... Thomas Redeker, sales director for Dairy Europe at KHS
How is KHS still profiting from Holstein & Kappert’s past services to the dairy industry?
Thanks to our many years of experience with dairies we’ve had precise knowledge of the exact requirements of the dairy industry for many decades. This extensive expertise and many further engineering developments allow us to effectively help dairies with high levels of line efficiency and hygienic safety to produce and package top-quality products.
Which technological systems does KHS offer dairies today?
We now supply single machines, turnkey lines and block systems for all capacity ranges – from product processing and bottle manufacture through filling to packaging. With our new modular system we individually configure hygienically safe, cost-effective fillers to suit any dairy – for UCF, ESL and aseptic filling, on linear or rotary machines or with or without preform or bottle sterilization. And so that the milk makes a good appearance at the point of sale, we also provide a range of labeling technology and our Innopack packaging machines for all formats from single-serve to family size.
What’s your vision for the milk packaging of the future?
PET will continue to grow. The dairy industry appreciates the simple processing and many options for design and exclusivity PET provides; consumers like the unbreakable material, pleasant handling and easy closures. In Germany bottles made of 100% recycled PET are no longer the future – they’re already on the market. I’m certain that the milk bottle of the future will be a bio PET bottle made of renewable raw materials.
The sale of dairy machines had long proved to be a cash cow for Holstein & Kappert, giving the Dortmund company financial leeway for a number of further design developments. One of these was a milk can washing machine used for the washing and sterilizing of milk cans prescribed by the authorities; sometimes six of these a month were built. Other examples were automatic belt machines, which made aluminum caps and sealed milk bottles with them, as well as screw and centrifugal pumps.
In 1936 Holstein & Kappert made great headway in this field, sparking a veritable revolution in the way milk was heated in Germany: it designed a heat exchanger plate made of two preformed plates of stainless steel.
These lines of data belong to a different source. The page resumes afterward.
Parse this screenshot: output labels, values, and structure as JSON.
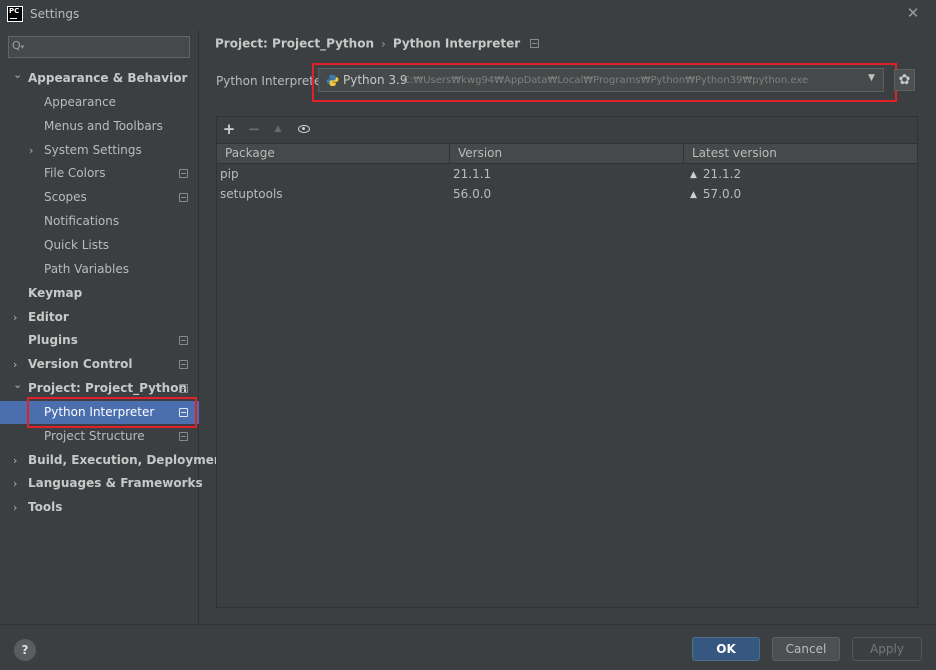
{
  "window": {
    "title": "Settings",
    "app_icon": "PC",
    "close_icon": "close-icon"
  },
  "sidebar": {
    "search": {
      "placeholder": "",
      "icon": "search-icon"
    },
    "items": [
      {
        "label": "Appearance & Behavior",
        "level": 0,
        "bold": true,
        "expanded": true
      },
      {
        "label": "Appearance",
        "level": 1
      },
      {
        "label": "Menus and Toolbars",
        "level": 1
      },
      {
        "label": "System Settings",
        "level": 1,
        "collapsed": true
      },
      {
        "label": "File Colors",
        "level": 1,
        "project_icon": true
      },
      {
        "label": "Scopes",
        "level": 1,
        "project_icon": true
      },
      {
        "label": "Notifications",
        "level": 1
      },
      {
        "label": "Quick Lists",
        "level": 1
      },
      {
        "label": "Path Variables",
        "level": 1
      },
      {
        "label": "Keymap",
        "level": 0,
        "bold": true
      },
      {
        "label": "Editor",
        "level": 0,
        "bold": true,
        "collapsed": true
      },
      {
        "label": "Plugins",
        "level": 0,
        "bold": true,
        "project_icon": true
      },
      {
        "label": "Version Control",
        "level": 0,
        "bold": true,
        "collapsed": true,
        "project_icon": true
      },
      {
        "label": "Project: Project_Python",
        "level": 0,
        "bold": true,
        "expanded": true,
        "project_icon": true
      },
      {
        "label": "Python Interpreter",
        "level": 1,
        "selected": true,
        "project_icon": true
      },
      {
        "label": "Project Structure",
        "level": 1,
        "project_icon": true
      },
      {
        "label": "Build, Execution, Deployment",
        "level": 0,
        "bold": true,
        "collapsed": true
      },
      {
        "label": "Languages & Frameworks",
        "level": 0,
        "bold": true,
        "collapsed": true
      },
      {
        "label": "Tools",
        "level": 0,
        "bold": true,
        "collapsed": true
      }
    ]
  },
  "breadcrumb": {
    "parent": "Project: Project_Python",
    "separator": "›",
    "current": "Python Interpreter"
  },
  "interpreter": {
    "label": "Python Interpreter:",
    "version": "Python 3.9",
    "path": "C:₩Users₩kwg94₩AppData₩Local₩Programs₩Python₩Python39₩python.exe",
    "dropdown_arrow": "▼",
    "settings_icon": "gear-icon"
  },
  "packages": {
    "toolbar": {
      "add": "+",
      "remove": "−",
      "upgrade": "▲",
      "show_early": "eye-icon"
    },
    "columns": [
      "Package",
      "Version",
      "Latest version"
    ],
    "rows": [
      {
        "name": "pip",
        "version": "21.1.1",
        "latest": "21.1.2",
        "upgrade_available": true
      },
      {
        "name": "setuptools",
        "version": "56.0.0",
        "latest": "57.0.0",
        "upgrade_available": true
      }
    ]
  },
  "footer": {
    "help": "?",
    "ok": "OK",
    "cancel": "Cancel",
    "apply": "Apply"
  },
  "colors": {
    "background": "#3c3f41",
    "selection": "#4b6eaf",
    "ok_button": "#365880",
    "highlight": "#e0202a"
  }
}
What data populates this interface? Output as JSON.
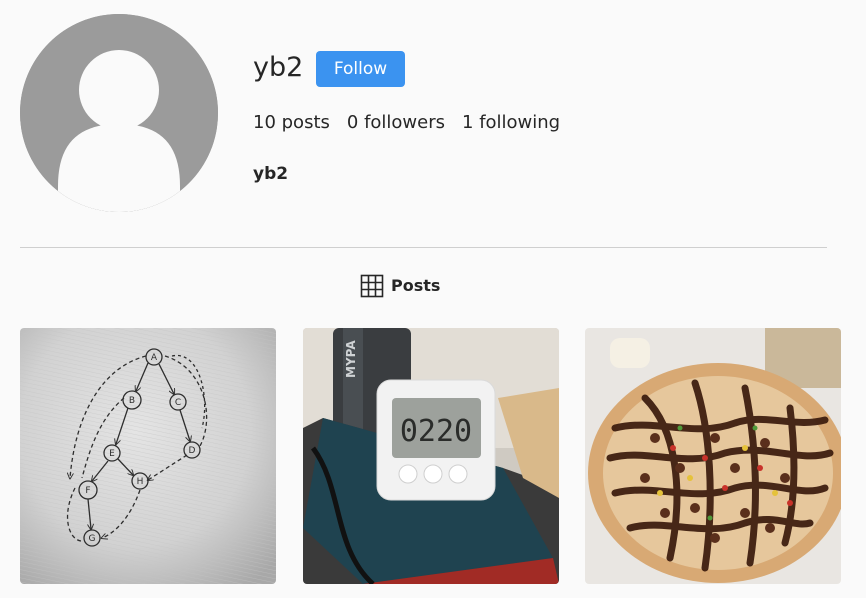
{
  "profile": {
    "username": "yb2",
    "follow_label": "Follow",
    "display_name": "yb2",
    "stats": {
      "posts": "10 posts",
      "followers": "0 followers",
      "following": "1 following"
    }
  },
  "tabs": {
    "posts_label": "Posts",
    "posts_icon": "grid-icon"
  },
  "posts": [
    {
      "photo": "hand-drawn graph diagram on paper"
    },
    {
      "photo": "digital timer on notebook"
    },
    {
      "photo": "pizza with sauce"
    }
  ],
  "diagram_nodes": [
    "A",
    "B",
    "C",
    "D",
    "E",
    "F",
    "H",
    "G"
  ],
  "timer_reading": "0220",
  "colors": {
    "accent": "#3b93f0",
    "avatar": "#9b9b9b",
    "divider": "#cfcfcf",
    "background": "#fafafa"
  }
}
These plates had to be joined as a unit without warping in a special welding process: a complex challenge which was only mastered – following many experiments – in cooperation with Krupp, the inventor of stainless steel. The result was well worth the effort: within a very short time indeed the Supra-Platte or supra plate replaced the majority of stirrer heaters used in the dairy industry up until then and the Dortmund company had a new special product in the form of its plate heat exchanger.
Breweries also interested
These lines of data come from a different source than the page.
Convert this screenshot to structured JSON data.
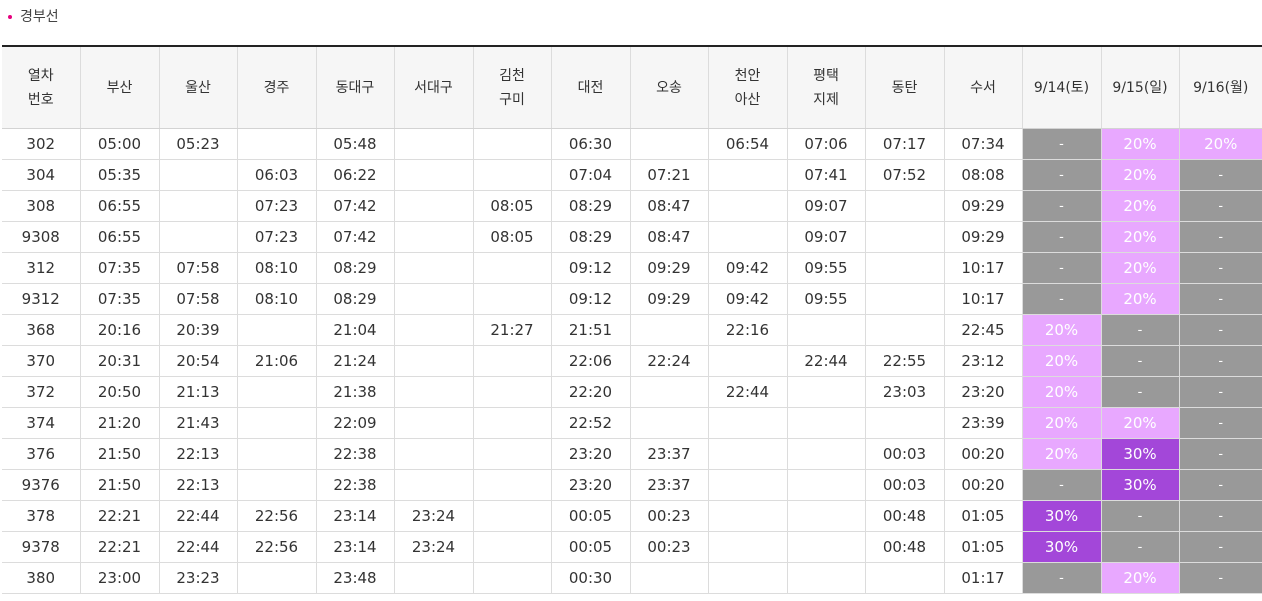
{
  "title": "경부선",
  "colors": {
    "accent_dot": "#e6007e",
    "none": "#999999",
    "discount_20": "#e8a8ff",
    "discount_30": "#a347d9"
  },
  "headers": [
    "열차\n번호",
    "부산",
    "울산",
    "경주",
    "동대구",
    "서대구",
    "김천\n구미",
    "대전",
    "오송",
    "천안\n아산",
    "평택\n지제",
    "동탄",
    "수서",
    "9/14(토)",
    "9/15(일)",
    "9/16(월)"
  ],
  "rows": [
    [
      "302",
      "05:00",
      "05:23",
      "",
      "05:48",
      "",
      "",
      "06:30",
      "",
      "06:54",
      "07:06",
      "07:17",
      "07:34",
      "-",
      "20%",
      "20%"
    ],
    [
      "304",
      "05:35",
      "",
      "06:03",
      "06:22",
      "",
      "",
      "07:04",
      "07:21",
      "",
      "07:41",
      "07:52",
      "08:08",
      "-",
      "20%",
      "-"
    ],
    [
      "308",
      "06:55",
      "",
      "07:23",
      "07:42",
      "",
      "08:05",
      "08:29",
      "08:47",
      "",
      "09:07",
      "",
      "09:29",
      "-",
      "20%",
      "-"
    ],
    [
      "9308",
      "06:55",
      "",
      "07:23",
      "07:42",
      "",
      "08:05",
      "08:29",
      "08:47",
      "",
      "09:07",
      "",
      "09:29",
      "-",
      "20%",
      "-"
    ],
    [
      "312",
      "07:35",
      "07:58",
      "08:10",
      "08:29",
      "",
      "",
      "09:12",
      "09:29",
      "09:42",
      "09:55",
      "",
      "10:17",
      "-",
      "20%",
      "-"
    ],
    [
      "9312",
      "07:35",
      "07:58",
      "08:10",
      "08:29",
      "",
      "",
      "09:12",
      "09:29",
      "09:42",
      "09:55",
      "",
      "10:17",
      "-",
      "20%",
      "-"
    ],
    [
      "368",
      "20:16",
      "20:39",
      "",
      "21:04",
      "",
      "21:27",
      "21:51",
      "",
      "22:16",
      "",
      "",
      "22:45",
      "20%",
      "-",
      "-"
    ],
    [
      "370",
      "20:31",
      "20:54",
      "21:06",
      "21:24",
      "",
      "",
      "22:06",
      "22:24",
      "",
      "22:44",
      "22:55",
      "23:12",
      "20%",
      "-",
      "-"
    ],
    [
      "372",
      "20:50",
      "21:13",
      "",
      "21:38",
      "",
      "",
      "22:20",
      "",
      "22:44",
      "",
      "23:03",
      "23:20",
      "20%",
      "-",
      "-"
    ],
    [
      "374",
      "21:20",
      "21:43",
      "",
      "22:09",
      "",
      "",
      "22:52",
      "",
      "",
      "",
      "",
      "23:39",
      "20%",
      "20%",
      "-"
    ],
    [
      "376",
      "21:50",
      "22:13",
      "",
      "22:38",
      "",
      "",
      "23:20",
      "23:37",
      "",
      "",
      "00:03",
      "00:20",
      "20%",
      "30%",
      "-"
    ],
    [
      "9376",
      "21:50",
      "22:13",
      "",
      "22:38",
      "",
      "",
      "23:20",
      "23:37",
      "",
      "",
      "00:03",
      "00:20",
      "-",
      "30%",
      "-"
    ],
    [
      "378",
      "22:21",
      "22:44",
      "22:56",
      "23:14",
      "23:24",
      "",
      "00:05",
      "00:23",
      "",
      "",
      "00:48",
      "01:05",
      "30%",
      "-",
      "-"
    ],
    [
      "9378",
      "22:21",
      "22:44",
      "22:56",
      "23:14",
      "23:24",
      "",
      "00:05",
      "00:23",
      "",
      "",
      "00:48",
      "01:05",
      "30%",
      "-",
      "-"
    ],
    [
      "380",
      "23:00",
      "23:23",
      "",
      "23:48",
      "",
      "",
      "00:30",
      "",
      "",
      "",
      "",
      "01:17",
      "-",
      "20%",
      "-"
    ]
  ]
}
Breweries now also began to show interest in the plate heat exchangers. Engineers had mastered the art of keeping the beer pressure above the CO₂ release curve during the entire filling process, meaning that the beer stayed stable and no hazing was formed. There was also some initial success in the hot filling of malt beer, albeit at first only in steel barrels.
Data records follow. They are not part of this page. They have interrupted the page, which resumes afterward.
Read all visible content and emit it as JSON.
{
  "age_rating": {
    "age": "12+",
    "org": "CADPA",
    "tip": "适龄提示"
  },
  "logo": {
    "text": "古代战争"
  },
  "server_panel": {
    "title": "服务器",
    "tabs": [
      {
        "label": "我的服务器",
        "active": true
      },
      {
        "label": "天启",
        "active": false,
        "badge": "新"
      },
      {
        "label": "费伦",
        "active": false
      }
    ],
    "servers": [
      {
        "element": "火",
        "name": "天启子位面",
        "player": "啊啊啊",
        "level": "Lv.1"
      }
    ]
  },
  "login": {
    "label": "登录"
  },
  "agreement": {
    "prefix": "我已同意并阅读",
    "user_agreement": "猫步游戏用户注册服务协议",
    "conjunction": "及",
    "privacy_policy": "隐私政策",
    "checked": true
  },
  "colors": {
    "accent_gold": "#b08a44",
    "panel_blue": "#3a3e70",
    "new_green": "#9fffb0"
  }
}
At the end of the 1930s Holstein & Kappert was planning and erecting entire new dairy buildings. Its sales in the dairy sector were now just as high as those to the brewing industry. It helped that Holstein & Kappert’s supra plates were considered to be so crucial to the people’s nutrition by the authorities of the Third Reich that the production of these plates didn’t have to be stopped during WWII. In the first post-war years the dairy industry was subsidized to help feed the starving population. Holstein & Kappert was kept busy producing machines for the country’s vitally important dairies and thus put any further developments on hold.
In 1953 the supra plate became obsolete when APV launched a single-plate to the market which was superior in price and quality. The Dortmund company again signed an agency and licensing agreement with the British which turned out to be just as lucrative as the first.
Shortly before the end of the war the dairy machine plant was evacuated to East Germany. Operations first continued under the name of Holstein & Kappert but from 1962 could no longer be controlled by the headquarters in Dortmund owing to the division of Germany.